● **Task description**
Reproduce the records word for word, with nothing left out.

● **Material for this task**
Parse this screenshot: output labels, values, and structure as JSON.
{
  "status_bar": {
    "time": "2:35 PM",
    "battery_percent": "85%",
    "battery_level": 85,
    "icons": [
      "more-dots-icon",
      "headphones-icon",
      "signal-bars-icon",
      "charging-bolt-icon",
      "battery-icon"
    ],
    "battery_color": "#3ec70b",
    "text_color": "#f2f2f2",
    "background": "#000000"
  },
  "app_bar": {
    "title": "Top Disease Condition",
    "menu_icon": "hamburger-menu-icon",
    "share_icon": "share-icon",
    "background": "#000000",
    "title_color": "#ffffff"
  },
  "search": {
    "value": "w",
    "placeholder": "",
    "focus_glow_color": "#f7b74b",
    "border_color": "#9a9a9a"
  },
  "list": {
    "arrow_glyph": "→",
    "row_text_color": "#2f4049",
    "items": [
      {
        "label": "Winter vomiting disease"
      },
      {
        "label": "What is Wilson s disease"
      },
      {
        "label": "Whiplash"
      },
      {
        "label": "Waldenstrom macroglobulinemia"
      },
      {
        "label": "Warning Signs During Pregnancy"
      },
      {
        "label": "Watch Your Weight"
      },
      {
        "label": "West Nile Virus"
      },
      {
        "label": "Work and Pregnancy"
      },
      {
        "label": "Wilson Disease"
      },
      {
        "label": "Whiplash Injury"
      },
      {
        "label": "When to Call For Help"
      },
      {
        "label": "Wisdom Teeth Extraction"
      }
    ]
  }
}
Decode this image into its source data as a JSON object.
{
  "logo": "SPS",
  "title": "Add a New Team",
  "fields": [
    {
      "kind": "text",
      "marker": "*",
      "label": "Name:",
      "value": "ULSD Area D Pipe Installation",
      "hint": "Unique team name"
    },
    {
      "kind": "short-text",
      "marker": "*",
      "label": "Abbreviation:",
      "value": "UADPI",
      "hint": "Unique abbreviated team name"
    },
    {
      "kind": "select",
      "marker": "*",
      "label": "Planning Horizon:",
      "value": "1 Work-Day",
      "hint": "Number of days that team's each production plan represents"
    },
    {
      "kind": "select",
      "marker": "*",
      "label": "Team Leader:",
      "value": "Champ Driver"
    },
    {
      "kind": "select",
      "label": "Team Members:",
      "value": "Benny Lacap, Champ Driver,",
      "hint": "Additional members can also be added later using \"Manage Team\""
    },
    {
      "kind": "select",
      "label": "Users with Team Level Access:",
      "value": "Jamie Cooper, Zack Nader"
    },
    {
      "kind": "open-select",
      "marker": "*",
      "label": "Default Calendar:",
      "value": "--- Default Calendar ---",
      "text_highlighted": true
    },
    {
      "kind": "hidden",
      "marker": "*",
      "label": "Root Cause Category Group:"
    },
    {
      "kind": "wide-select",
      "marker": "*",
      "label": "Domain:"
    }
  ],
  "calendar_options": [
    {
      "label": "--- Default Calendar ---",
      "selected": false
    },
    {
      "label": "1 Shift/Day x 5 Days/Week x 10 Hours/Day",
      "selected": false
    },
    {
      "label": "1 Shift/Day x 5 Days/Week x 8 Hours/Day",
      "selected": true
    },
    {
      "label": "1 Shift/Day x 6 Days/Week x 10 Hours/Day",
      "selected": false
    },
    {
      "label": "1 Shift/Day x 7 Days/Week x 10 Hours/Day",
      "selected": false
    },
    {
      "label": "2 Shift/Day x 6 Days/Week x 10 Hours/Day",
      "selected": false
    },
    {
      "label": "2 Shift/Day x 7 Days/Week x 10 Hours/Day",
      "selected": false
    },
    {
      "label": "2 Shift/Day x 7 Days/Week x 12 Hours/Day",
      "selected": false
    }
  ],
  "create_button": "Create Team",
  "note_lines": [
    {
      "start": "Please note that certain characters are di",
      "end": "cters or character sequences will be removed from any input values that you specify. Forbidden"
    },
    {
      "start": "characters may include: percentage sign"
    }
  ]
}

● **Output for this exercise**
Parse this screenshot: output labels, values, and structure as JSON.
{
  "status_bar": {
    "time": "2:35 PM",
    "battery_percent": "85%",
    "battery_level": 85,
    "icons": [
      "more-dots-icon",
      "headphones-icon",
      "signal-bars-icon",
      "charging-bolt-icon",
      "battery-icon"
    ],
    "battery_color": "#3ec70b",
    "text_color": "#f2f2f2",
    "background": "#000000"
  },
  "app_bar": {
    "title": "Top Disease Condition",
    "menu_icon": "hamburger-menu-icon",
    "share_icon": "share-icon",
    "background": "#000000",
    "title_color": "#ffffff"
  },
  "search": {
    "value": "w",
    "placeholder": "",
    "focus_glow_color": "#f7b74b",
    "border_color": "#9a9a9a"
  },
  "list": {
    "arrow_glyph": "→",
    "row_text_color": "#2f4049",
    "items": [
      {
        "label": "Winter vomiting disease"
      },
      {
        "label": "What is Wilson s disease"
      },
      {
        "label": "Whiplash"
      },
      {
        "label": "Waldenstrom macroglobulinemia"
      },
      {
        "label": "Warning Signs During Pregnancy"
      },
      {
        "label": "Watch Your Weight"
      },
      {
        "label": "West Nile Virus"
      },
      {
        "label": "Work and Pregnancy"
      },
      {
        "label": "Wilson Disease"
      },
      {
        "label": "Whiplash Injury"
      },
      {
        "label": "When to Call For Help"
      },
      {
        "label": "Wisdom Teeth Extraction"
      }
    ]
  }
}
Decode this image into its source data as a JSON object.
{
  "logo": "SPS",
  "title": "Add a New Team",
  "fields": [
    {
      "kind": "text",
      "marker": "*",
      "label": "Name:",
      "value": "ULSD Area D Pipe Installation",
      "hint": "Unique team name"
    },
    {
      "kind": "short-text",
      "marker": "*",
      "label": "Abbreviation:",
      "value": "UADPI",
      "hint": "Unique abbreviated team name"
    },
    {
      "kind": "select",
      "marker": "*",
      "label": "Planning Horizon:",
      "value": "1 Work-Day",
      "hint": "Number of days that team's each production plan represents"
    },
    {
      "kind": "select",
      "marker": "*",
      "label": "Team Leader:",
      "value": "Champ Driver"
    },
    {
      "kind": "select",
      "label": "Team Members:",
      "value": "Benny Lacap, Champ Driver,",
      "hint": "Additional members can also be added later using \"Manage Team\""
    },
    {
      "kind": "select",
      "label": "Users with Team Level Access:",
      "value": "Jamie Cooper, Zack Nader"
    },
    {
      "kind": "open-select",
      "marker": "*",
      "label": "Default Calendar:",
      "value": "--- Default Calendar ---",
      "text_highlighted": true
    },
    {
      "kind": "hidden",
      "marker": "*",
      "label": "Root Cause Category Group:"
    },
    {
      "kind": "wide-select",
      "marker": "*",
      "label": "Domain:"
    }
  ],
  "calendar_options": [
    {
      "label": "--- Default Calendar ---",
      "selected": false
    },
    {
      "label": "1 Shift/Day x 5 Days/Week x 10 Hours/Day",
      "selected": false
    },
    {
      "label": "1 Shift/Day x 5 Days/Week x 8 Hours/Day",
      "selected": true
    },
    {
      "label": "1 Shift/Day x 6 Days/Week x 10 Hours/Day",
      "selected": false
    },
    {
      "label": "1 Shift/Day x 7 Days/Week x 10 Hours/Day",
      "selected": false
    },
    {
      "label": "2 Shift/Day x 6 Days/Week x 10 Hours/Day",
      "selected": false
    },
    {
      "label": "2 Shift/Day x 7 Days/Week x 10 Hours/Day",
      "selected": false
    },
    {
      "label": "2 Shift/Day x 7 Days/Week x 12 Hours/Day",
      "selected": false
    }
  ],
  "create_button": "Create Team",
  "note_lines": [
    {
      "start": "Please note that certain characters are di",
      "end": "cters or character sequences will be removed from any input values that you specify. Forbidden"
    },
    {
      "start": "characters may include: percentage sign"
    }
  ]
}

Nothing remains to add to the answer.